■ **Your objective**: Only the number is wanted: how many lines in the material below contain "false".
━━━━
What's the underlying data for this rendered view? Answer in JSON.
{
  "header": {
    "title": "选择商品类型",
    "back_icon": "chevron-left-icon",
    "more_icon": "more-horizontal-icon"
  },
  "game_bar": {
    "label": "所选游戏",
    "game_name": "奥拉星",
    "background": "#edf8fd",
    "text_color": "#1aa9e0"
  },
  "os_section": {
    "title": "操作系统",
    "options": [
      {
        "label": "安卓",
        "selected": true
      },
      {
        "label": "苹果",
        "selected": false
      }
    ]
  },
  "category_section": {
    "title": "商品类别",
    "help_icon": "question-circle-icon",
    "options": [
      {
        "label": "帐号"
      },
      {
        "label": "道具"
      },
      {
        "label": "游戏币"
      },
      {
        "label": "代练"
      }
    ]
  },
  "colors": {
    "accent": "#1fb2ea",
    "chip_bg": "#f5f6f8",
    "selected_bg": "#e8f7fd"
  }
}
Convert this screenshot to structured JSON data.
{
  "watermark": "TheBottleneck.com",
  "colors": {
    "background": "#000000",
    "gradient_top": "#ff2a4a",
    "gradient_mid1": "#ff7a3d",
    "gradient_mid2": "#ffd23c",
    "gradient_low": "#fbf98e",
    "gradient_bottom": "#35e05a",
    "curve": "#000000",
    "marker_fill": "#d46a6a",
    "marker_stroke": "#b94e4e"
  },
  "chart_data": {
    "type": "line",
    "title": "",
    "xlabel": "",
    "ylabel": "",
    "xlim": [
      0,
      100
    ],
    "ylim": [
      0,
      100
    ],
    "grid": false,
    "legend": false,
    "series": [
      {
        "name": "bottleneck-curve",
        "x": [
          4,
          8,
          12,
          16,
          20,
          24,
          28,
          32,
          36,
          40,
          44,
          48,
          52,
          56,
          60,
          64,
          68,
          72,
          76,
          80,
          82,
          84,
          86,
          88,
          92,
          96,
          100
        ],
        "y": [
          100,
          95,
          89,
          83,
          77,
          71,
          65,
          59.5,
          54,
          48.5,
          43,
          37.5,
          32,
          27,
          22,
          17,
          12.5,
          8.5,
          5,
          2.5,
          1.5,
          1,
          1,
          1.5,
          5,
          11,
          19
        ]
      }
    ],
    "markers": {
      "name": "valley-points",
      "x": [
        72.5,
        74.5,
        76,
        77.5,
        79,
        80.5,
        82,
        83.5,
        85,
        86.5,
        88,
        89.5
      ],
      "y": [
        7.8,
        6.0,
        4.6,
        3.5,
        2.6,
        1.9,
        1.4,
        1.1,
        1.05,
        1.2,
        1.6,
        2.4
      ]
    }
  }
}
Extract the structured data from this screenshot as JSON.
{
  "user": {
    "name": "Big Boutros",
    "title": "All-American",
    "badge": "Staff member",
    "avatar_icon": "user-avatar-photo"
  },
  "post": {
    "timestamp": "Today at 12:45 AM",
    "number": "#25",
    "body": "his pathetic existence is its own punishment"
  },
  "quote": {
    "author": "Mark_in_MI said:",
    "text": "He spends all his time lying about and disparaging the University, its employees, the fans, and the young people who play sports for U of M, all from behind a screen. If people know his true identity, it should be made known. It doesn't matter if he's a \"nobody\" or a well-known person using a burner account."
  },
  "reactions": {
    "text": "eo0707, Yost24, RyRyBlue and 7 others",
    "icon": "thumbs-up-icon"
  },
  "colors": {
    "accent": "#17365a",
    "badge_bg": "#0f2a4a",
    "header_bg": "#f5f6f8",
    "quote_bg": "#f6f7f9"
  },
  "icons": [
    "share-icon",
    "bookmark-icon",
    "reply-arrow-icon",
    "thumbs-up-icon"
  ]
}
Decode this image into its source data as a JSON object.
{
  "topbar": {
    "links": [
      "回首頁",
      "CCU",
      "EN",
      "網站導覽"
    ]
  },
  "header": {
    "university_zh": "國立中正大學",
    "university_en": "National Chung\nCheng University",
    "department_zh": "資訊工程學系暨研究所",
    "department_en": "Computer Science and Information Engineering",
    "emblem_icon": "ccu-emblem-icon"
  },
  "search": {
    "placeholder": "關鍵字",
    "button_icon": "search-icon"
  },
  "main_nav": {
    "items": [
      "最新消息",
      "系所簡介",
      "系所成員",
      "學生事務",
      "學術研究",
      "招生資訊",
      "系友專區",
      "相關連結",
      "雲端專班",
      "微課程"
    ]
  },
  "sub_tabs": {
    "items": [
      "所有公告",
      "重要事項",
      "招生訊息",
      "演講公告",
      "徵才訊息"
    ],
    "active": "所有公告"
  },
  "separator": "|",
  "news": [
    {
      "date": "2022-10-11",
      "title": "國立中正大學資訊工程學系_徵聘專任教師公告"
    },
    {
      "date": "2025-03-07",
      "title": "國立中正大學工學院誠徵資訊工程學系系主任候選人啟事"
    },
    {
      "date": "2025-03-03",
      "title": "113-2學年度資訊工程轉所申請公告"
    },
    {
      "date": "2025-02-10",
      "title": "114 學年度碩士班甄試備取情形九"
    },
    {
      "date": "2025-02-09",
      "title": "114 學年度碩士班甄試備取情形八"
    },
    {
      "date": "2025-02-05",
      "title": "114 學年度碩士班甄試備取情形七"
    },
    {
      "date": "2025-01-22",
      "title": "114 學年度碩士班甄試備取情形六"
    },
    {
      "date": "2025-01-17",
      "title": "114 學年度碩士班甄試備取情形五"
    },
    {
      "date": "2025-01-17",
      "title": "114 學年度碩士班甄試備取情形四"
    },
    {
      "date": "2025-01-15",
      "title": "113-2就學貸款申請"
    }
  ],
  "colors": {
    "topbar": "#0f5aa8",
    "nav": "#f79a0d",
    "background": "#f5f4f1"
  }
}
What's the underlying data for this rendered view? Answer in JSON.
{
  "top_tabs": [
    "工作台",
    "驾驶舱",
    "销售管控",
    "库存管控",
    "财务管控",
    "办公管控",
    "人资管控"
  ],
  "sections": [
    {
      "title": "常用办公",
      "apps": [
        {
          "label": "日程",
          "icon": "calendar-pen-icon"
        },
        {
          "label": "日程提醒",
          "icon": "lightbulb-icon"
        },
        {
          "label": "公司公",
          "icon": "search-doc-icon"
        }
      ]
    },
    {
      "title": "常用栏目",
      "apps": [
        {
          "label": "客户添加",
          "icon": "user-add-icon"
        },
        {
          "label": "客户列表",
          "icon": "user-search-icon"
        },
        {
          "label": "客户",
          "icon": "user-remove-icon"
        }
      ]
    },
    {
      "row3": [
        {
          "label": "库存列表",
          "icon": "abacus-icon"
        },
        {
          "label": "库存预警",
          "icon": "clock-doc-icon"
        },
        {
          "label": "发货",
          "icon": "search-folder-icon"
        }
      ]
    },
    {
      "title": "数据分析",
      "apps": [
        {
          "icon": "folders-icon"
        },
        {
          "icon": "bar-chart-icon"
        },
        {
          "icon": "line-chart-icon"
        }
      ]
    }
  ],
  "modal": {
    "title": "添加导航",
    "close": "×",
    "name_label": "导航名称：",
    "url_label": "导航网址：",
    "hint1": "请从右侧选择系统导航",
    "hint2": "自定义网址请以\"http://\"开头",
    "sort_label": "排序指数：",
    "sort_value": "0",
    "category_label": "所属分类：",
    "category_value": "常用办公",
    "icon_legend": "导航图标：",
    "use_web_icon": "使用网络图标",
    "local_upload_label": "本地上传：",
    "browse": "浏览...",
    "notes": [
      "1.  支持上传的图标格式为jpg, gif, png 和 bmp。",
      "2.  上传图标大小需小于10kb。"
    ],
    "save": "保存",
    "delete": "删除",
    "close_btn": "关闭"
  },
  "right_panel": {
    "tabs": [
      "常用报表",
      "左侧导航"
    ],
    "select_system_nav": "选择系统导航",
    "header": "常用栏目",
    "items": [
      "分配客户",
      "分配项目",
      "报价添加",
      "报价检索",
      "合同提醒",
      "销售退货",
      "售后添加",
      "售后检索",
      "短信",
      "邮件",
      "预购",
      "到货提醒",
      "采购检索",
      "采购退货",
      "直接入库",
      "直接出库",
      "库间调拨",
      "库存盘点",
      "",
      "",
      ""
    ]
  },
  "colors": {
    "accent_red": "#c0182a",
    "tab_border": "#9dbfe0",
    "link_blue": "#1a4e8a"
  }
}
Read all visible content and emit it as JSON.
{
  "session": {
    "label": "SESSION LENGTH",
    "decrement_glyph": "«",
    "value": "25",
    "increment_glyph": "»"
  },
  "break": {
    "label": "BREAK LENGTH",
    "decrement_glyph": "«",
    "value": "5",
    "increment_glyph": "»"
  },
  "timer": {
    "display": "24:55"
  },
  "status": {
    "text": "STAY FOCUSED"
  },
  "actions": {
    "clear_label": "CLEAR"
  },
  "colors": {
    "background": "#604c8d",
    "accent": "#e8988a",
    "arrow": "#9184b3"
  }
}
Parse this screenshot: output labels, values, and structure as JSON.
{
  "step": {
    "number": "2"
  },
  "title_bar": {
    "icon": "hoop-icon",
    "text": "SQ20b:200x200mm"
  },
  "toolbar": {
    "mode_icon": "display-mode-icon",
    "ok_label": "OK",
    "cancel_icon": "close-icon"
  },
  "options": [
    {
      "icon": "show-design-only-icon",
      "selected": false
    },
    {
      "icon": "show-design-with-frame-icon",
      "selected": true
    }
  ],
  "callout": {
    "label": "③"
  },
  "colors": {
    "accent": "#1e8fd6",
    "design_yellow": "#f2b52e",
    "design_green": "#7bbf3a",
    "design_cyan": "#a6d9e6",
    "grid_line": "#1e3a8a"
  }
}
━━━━
■ **Your solution**: 4